The New York Times reported on small businesses weathering lockdowns in America, and how an increasing number of them may choose not to reopen, due to both economic and physical complexities.
Stores weathering the pandemic are having a hard time seeing a viable future, especially when governments reopen stores, only to close again—a situation that may persist for months.
Some owners also find the constant changes in requirements difficult to follow, as guidelines for safety are rapidly evolving. This is to be expected, but that doesn’t mean it’s easy.
From the article: “Many small businesses are also finding it onerous keep up with constantly changing local guidelines, while others are deciding that no matter what their local officials say, it just is not safe to keep going. Gabriel Gordon, the owner of a tiny but popular barbecue restaurant in Seal Beach, Calif., decided to close permanently after studying the restaurant’s layout. He had determined that the kitchen would never be safe for multiple staff members to occupy at once while the virus was still active in the area.”
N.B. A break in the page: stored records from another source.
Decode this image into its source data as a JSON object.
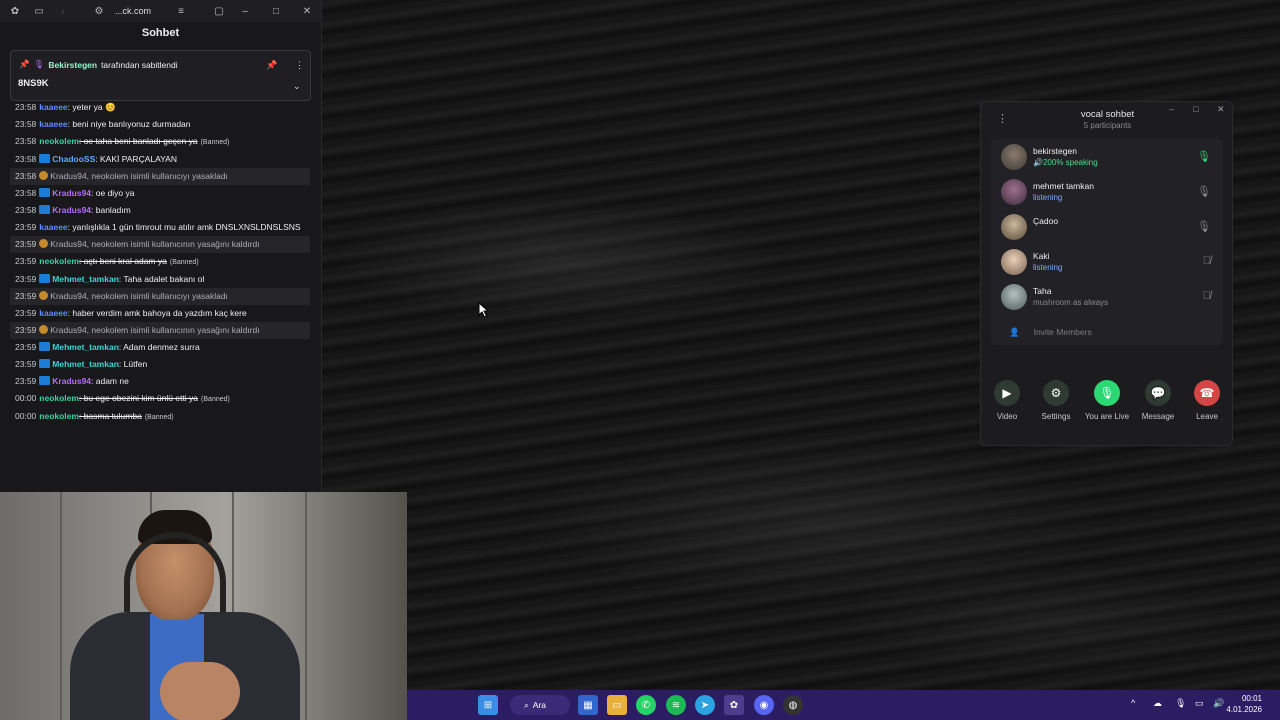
{
  "browser": {
    "url": "...ck.com"
  },
  "chat": {
    "title": "Sohbet",
    "pinned": {
      "user": "Bekirstegen",
      "suffix": " tarafından sabitlendi",
      "message": "8NS9K"
    },
    "messages": [
      {
        "time": "23:58",
        "user": "kaaeee",
        "color": "#5f8cff",
        "text": ": yeter ya 😊"
      },
      {
        "time": "23:58",
        "user": "kaaeee",
        "color": "#5f8cff",
        "text": ": beni niye banlıyonuz durmadan"
      },
      {
        "time": "23:58",
        "user": "neokolem",
        "color": "#2fd3a7",
        "text": ": oe taha beni banladı geçen ya",
        "banned": "(Banned)"
      },
      {
        "time": "23:58",
        "user": "ChadooSS",
        "color": "#5fa8ff",
        "text": ": KAKİ PARÇALAYAN"
      },
      {
        "time": "23:58",
        "sys": "Kradus94, neokolem isimli kullanıcıyı yasakladı"
      },
      {
        "time": "23:58",
        "user": "Kradus94",
        "color": "#b66bff",
        "text": ": oe diyo ya"
      },
      {
        "time": "23:58",
        "user": "Kradus94",
        "color": "#b66bff",
        "text": ": banladım"
      },
      {
        "time": "23:59",
        "user": "kaaeee",
        "color": "#5f8cff",
        "text": ": yanlışlıkla 1 gün timrout mu atılır amk DNSLXNSLDNSLSNS"
      },
      {
        "time": "23:59",
        "sys": "Kradus94, neokolem isimli kullanıcının yasağını kaldırdı"
      },
      {
        "time": "23:59",
        "user": "neokolem",
        "color": "#2fd3a7",
        "text": ": açtı beni kral adam ya",
        "banned": "(Banned)"
      },
      {
        "time": "23:59",
        "user": "Mehmet_tamkan",
        "color": "#33d6d6",
        "text": ": Taha adalet bakanı ol"
      },
      {
        "time": "23:59",
        "sys": "Kradus94, neokolem isimli kullanıcıyı yasakladı"
      },
      {
        "time": "23:59",
        "user": "kaaeee",
        "color": "#5f8cff",
        "text": ": haber verdim amk bahoya da yazdım kaç kere"
      },
      {
        "time": "23:59",
        "sys": "Kradus94, neokolem isimli kullanıcının yasağını kaldırdı"
      },
      {
        "time": "23:59",
        "user": "Mehmet_tamkan",
        "color": "#33d6d6",
        "text": ": Adam denmez surra"
      },
      {
        "time": "23:59",
        "user": "Mehmet_tamkan",
        "color": "#33d6d6",
        "text": ": Lütfen"
      },
      {
        "time": "23:59",
        "user": "Kradus94",
        "color": "#b66bff",
        "text": ": adam ne"
      },
      {
        "time": "00:00",
        "user": "neokolem",
        "color": "#2fd3a7",
        "text": ": bu ege obezini kim ünlü etti ya",
        "banned": "(Banned)"
      },
      {
        "time": "00:00",
        "user": "neokolem",
        "color": "#2fd3a7",
        "text": ": basma tulumba",
        "banned": "(Banned)"
      }
    ]
  },
  "voice": {
    "title": "vocal sohbet",
    "subtitle": "5 participants",
    "participants": [
      {
        "name": "bekirstegen",
        "status": "200% speaking",
        "state": "speaking",
        "mic": "on"
      },
      {
        "name": "mehmet tamkan",
        "status": "listening",
        "state": "listening",
        "mic": "off"
      },
      {
        "name": "Çadoo",
        "status": "",
        "state": "idle",
        "mic": "off"
      },
      {
        "name": "Kaki",
        "status": "listening",
        "state": "listening",
        "mic": "muted"
      },
      {
        "name": "Taha",
        "status": "mushroom as always",
        "state": "muted",
        "mic": "muted"
      }
    ],
    "invite_label": "Invite Members",
    "actions": {
      "video": "Video",
      "settings": "Settings",
      "live": "You are Live",
      "message": "Message",
      "leave": "Leave"
    },
    "colors": {
      "live": "#2bd873",
      "leave": "#d44545",
      "neutral": "#2f3a34"
    }
  },
  "taskbar": {
    "search_label": "Ara",
    "time": "00:01",
    "date": "4.01.2026"
  }
}
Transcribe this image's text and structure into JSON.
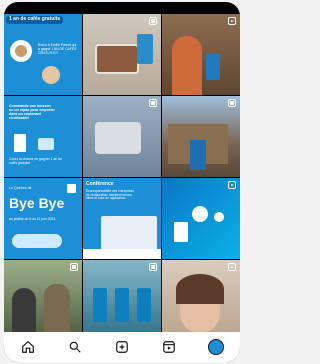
{
  "grid": {
    "tile1": {
      "badge": "1 an de cafés gratuits",
      "body": "Bravo à Emilie Parent qui a gagné 1 AN DE CAFÉS GRATUITS!!!"
    },
    "tile4": {
      "text": "Commande une boisson ou un repas pour emporter dans un contenant réutilisable!",
      "footer": "Cours la chance de gagner 1 an de cafés gratuits!"
    },
    "tile7": {
      "small": "Le Québec dit",
      "title": "Bye Bye",
      "sub": "au jetable du 5 au 11 juin 2023."
    },
    "tile8": {
      "title": "Conférence",
      "text": "Écoresponsabilité des entreprises de restauration: barrières terrain, idées et mise en application"
    }
  },
  "nav": {
    "items": [
      {
        "name": "home-icon"
      },
      {
        "name": "search-icon"
      },
      {
        "name": "create-icon"
      },
      {
        "name": "reels-icon"
      },
      {
        "name": "profile-avatar"
      }
    ]
  },
  "colors": {
    "brand_blue": "#1d8fd6",
    "dark_blue": "#0a5fa3"
  }
}
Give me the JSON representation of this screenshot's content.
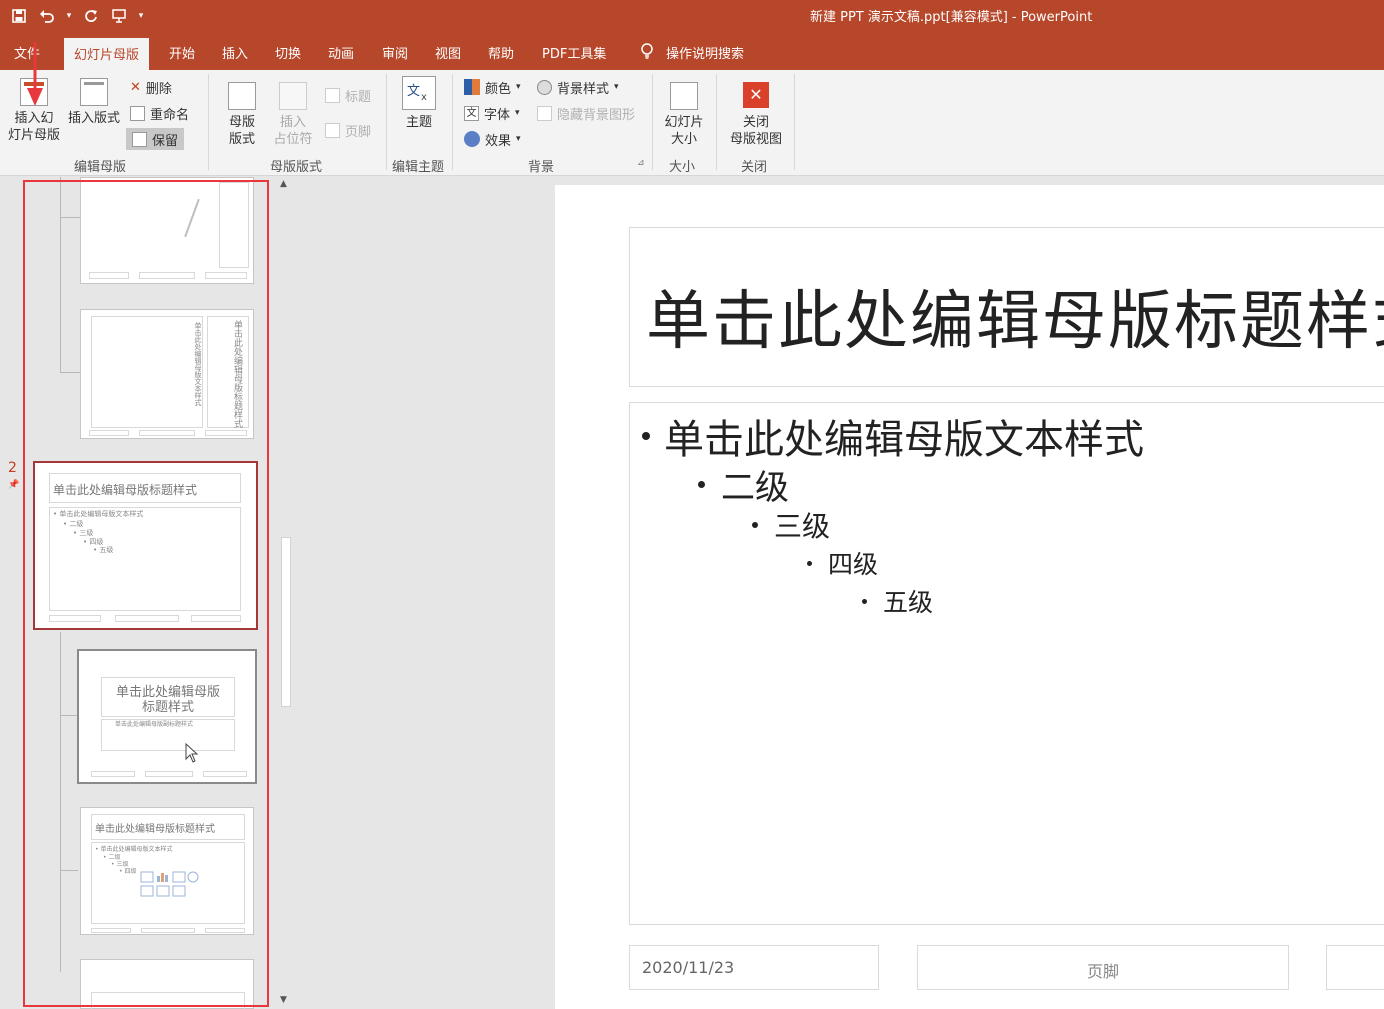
{
  "app": {
    "title": "新建 PPT 演示文稿.ppt[兼容模式]  -  PowerPoint"
  },
  "tabs": [
    "文件",
    "幻灯片母版",
    "开始",
    "插入",
    "切换",
    "动画",
    "审阅",
    "视图",
    "帮助",
    "PDF工具集"
  ],
  "tell_me": "操作说明搜索",
  "ribbon": {
    "groups": [
      "编辑母版",
      "母版版式",
      "编辑主题",
      "背景",
      "大小",
      "关闭"
    ],
    "insert_master": [
      "插入幻",
      "灯片母版"
    ],
    "insert_layout": "插入版式",
    "delete": "删除",
    "rename": "重命名",
    "preserve": "保留",
    "master_layout": [
      "母版",
      "版式"
    ],
    "insert_placeholder": [
      "插入",
      "占位符"
    ],
    "title_check": "标题",
    "footer_check": "页脚",
    "themes": "主题",
    "colors": "颜色",
    "fonts": "字体",
    "effects": "效果",
    "background_styles": "背景样式",
    "hide_bg": "隐藏背景图形",
    "slide_size": [
      "幻灯片",
      "大小"
    ],
    "close_master": [
      "关闭",
      "母版视图"
    ]
  },
  "thumbnails": {
    "slide_number": "2",
    "master_title": "单击此处编辑母版标题样式",
    "master_body": "• 单击此处编辑母版文本样式",
    "levels": [
      "• 二级",
      "• 三级",
      "• 四级",
      "• 五级"
    ],
    "title_layout_title": [
      "单击此处编辑母版",
      "标题样式"
    ],
    "title_layout_sub": "单击此处编辑母版副标题样式",
    "content_layout_title": "单击此处编辑母版标题样式",
    "content_layout_body": "• 单击此处编辑母版文本样式",
    "vertical_text_a": "单击此处编辑母版文本样式",
    "vertical_title_b": "单击此处编辑母版标题样式"
  },
  "slide": {
    "title": "单击此处编辑母版标题样式",
    "body": [
      {
        "level": 1,
        "text": "单击此处编辑母版文本样式"
      },
      {
        "level": 2,
        "text": "二级"
      },
      {
        "level": 3,
        "text": "三级"
      },
      {
        "level": 4,
        "text": "四级"
      },
      {
        "level": 5,
        "text": "五级"
      }
    ],
    "date": "2020/11/23",
    "footer": "页脚"
  },
  "colors": {
    "accent": "#b7472a",
    "highlight": "#e8383d",
    "selected_border": "#a4373a"
  }
}
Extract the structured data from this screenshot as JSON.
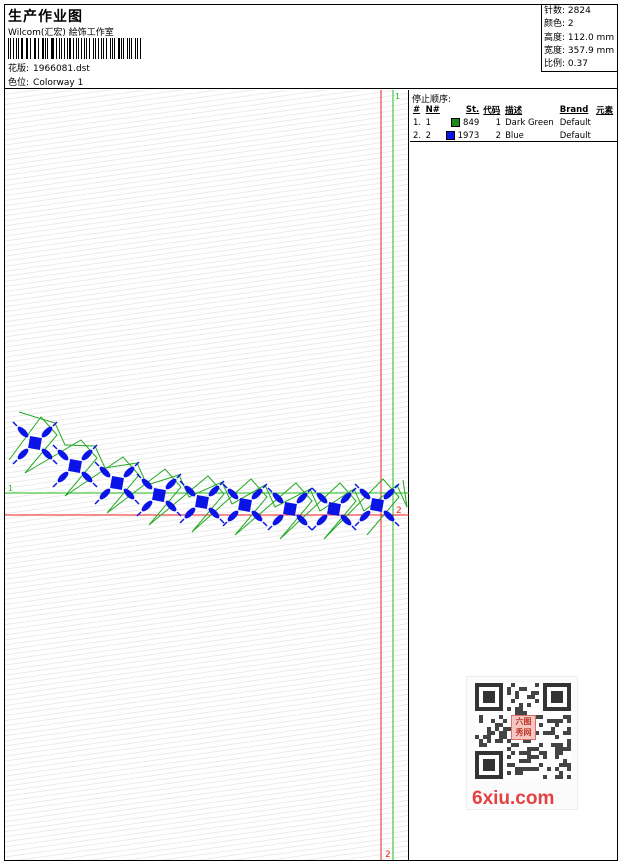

This action is an early indicator of predictions like this one, from April, that big stores will get bigger as mom-and-pop stores struggle to adapt. Local establishments are hoping that government assistance and clarity will help them survive.